Board culture: It is more than talking the talk

It’s not the rules and regulations. It’s the way people work together.

– Jeffrey A. Sonnenfeld, What Makes Great Boards Great

 

Fundamentally, it is the role of every Board to ensure their organisation’s prosperity. Yet, as they convene to decide the organisation’s strategic direction and discuss governance, financial performance and current risk profile, it is often their own culture that directly influences their effectiveness in this role.

Too many times, my clients have contacted me when they reach crisis point. Not being able to pinpoint what is going wrong or how to fix it, but understanding that there is an underlying dysfunction working at cross purposes to the organisational goals. More often than not, it is cultural. It may surprise you how often that dysfunction reflects the beliefs and behaviours within the Board, even when they are an affable bunch who work well together.

Culture and engagement are seen by 87% of organisations as a top challenge.
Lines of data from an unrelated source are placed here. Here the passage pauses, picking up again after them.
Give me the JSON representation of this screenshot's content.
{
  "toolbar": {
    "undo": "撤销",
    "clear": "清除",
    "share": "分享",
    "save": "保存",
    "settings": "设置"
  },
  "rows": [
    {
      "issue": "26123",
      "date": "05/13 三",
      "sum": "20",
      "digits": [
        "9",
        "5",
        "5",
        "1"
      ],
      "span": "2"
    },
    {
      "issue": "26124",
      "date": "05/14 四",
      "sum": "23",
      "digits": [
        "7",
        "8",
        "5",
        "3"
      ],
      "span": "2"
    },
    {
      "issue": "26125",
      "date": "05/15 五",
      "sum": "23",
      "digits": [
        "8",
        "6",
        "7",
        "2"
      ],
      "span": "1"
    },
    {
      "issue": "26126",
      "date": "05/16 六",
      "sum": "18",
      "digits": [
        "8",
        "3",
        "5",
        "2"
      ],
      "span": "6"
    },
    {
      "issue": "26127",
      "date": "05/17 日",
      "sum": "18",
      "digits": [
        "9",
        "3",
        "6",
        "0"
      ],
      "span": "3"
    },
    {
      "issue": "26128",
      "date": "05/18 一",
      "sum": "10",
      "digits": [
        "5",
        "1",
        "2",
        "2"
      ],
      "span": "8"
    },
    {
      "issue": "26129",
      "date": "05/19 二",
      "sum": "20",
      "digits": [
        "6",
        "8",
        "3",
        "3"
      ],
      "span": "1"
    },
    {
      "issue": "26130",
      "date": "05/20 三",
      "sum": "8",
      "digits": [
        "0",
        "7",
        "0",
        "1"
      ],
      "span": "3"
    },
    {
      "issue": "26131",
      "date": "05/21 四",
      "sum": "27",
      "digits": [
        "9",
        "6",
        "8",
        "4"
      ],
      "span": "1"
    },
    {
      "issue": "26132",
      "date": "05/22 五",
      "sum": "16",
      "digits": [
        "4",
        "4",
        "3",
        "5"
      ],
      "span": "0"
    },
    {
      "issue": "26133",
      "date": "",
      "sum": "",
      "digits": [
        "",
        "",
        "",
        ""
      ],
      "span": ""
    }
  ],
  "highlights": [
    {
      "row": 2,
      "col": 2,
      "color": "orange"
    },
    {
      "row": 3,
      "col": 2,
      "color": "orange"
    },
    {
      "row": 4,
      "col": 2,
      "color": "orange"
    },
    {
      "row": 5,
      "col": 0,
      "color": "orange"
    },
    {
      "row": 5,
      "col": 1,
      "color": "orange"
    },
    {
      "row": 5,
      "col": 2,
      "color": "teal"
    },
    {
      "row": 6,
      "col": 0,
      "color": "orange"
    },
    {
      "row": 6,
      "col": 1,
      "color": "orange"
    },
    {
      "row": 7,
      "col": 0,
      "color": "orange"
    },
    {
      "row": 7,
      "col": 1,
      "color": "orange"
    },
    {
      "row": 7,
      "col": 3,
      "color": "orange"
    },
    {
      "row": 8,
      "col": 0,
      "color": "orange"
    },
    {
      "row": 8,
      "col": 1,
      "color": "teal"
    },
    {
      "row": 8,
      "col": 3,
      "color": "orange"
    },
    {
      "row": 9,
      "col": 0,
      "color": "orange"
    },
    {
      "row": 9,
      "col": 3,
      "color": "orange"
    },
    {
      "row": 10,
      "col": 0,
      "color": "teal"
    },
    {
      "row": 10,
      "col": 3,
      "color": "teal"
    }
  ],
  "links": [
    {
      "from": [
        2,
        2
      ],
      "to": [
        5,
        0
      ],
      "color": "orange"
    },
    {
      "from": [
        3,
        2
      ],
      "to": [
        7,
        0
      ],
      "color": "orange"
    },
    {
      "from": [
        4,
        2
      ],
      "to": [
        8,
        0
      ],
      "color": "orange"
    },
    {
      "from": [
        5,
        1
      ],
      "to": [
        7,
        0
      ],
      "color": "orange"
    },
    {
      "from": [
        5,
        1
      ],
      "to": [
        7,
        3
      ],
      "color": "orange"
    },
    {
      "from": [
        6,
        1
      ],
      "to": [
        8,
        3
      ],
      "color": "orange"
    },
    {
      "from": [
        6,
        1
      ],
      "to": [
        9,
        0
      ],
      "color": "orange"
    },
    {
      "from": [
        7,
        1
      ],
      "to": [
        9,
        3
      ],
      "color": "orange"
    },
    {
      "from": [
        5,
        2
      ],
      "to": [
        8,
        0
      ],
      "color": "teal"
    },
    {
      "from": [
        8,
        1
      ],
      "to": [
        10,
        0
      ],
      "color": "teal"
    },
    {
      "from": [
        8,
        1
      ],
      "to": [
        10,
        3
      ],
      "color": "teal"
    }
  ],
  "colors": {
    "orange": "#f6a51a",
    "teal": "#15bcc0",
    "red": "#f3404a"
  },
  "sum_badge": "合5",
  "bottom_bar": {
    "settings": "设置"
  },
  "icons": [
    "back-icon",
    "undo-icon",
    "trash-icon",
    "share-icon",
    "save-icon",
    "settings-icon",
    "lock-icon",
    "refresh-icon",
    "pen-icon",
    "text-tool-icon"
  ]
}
About half of them see it as an urgent issue (“Global Human Capital Trends 2015: Leading in the new world of work | Deloitte Australia | Human Capital”, 2021). Much more than a group of carefully selected directors with a broad range of experience and complementary individual traits, the Board must perform as the ultimate, cohesive and high-functioning team. Quite aside from all of the Board’s conventional requirements, it is the human element that set the standard for how Board directors think and act.

Jeffrey A. Sonnenfeld hit the nail on the head when he said that robust, effective social systems distinguish exemplary boards. Specifically, a virtuous cycle of respect, trust, and candour and a culture of open dissent (Sonnenfeld, 2002). In practice, a high-functioning Board needs to:

  1. Walk the walk – consistently name and model those strong, healthy behaviours that build a culture where the best decisions are reached through informed, robust and challenging discussion
  2. Put culture on the agenda, discuss it, and make it happen – getting everyone on the same page will build respect, trust and candour across the Board, but also with the management team
  3. Be mindful that culture can and will change over time – every organisation is dealing with a myriad of challenges daily; keep culture at the forefront of discussions and decision making, especially during drastic change or when in crisis mode

Boards are a collection of people. Very intelligent and highly skilled in their own right, the collective culture often drives personal agendas or accepts mediocrity to keep the peace. By committing to continuously challenging, adapting, and aligning perspectives, a Board transforms from being a compliant group heavily focused on the governance aspects to a dynamic, value-adding function.

 

 

Global Human Capital Trends 2015: Leading in the new world of work | Deloitte Australia | Human Capital. (2021). Retrieved 5 February 2021, from https://www2.deloitte.com/au/en/pages/human-capital/articles/global-human-capital-trends-2015-leading-new-world-work.html

Sonnenfeld, J. (2002). What Makes Great Boards Great. Retrieved 5 February 2021, from https://hbr.org/2002/09/what-makes-great-boards-great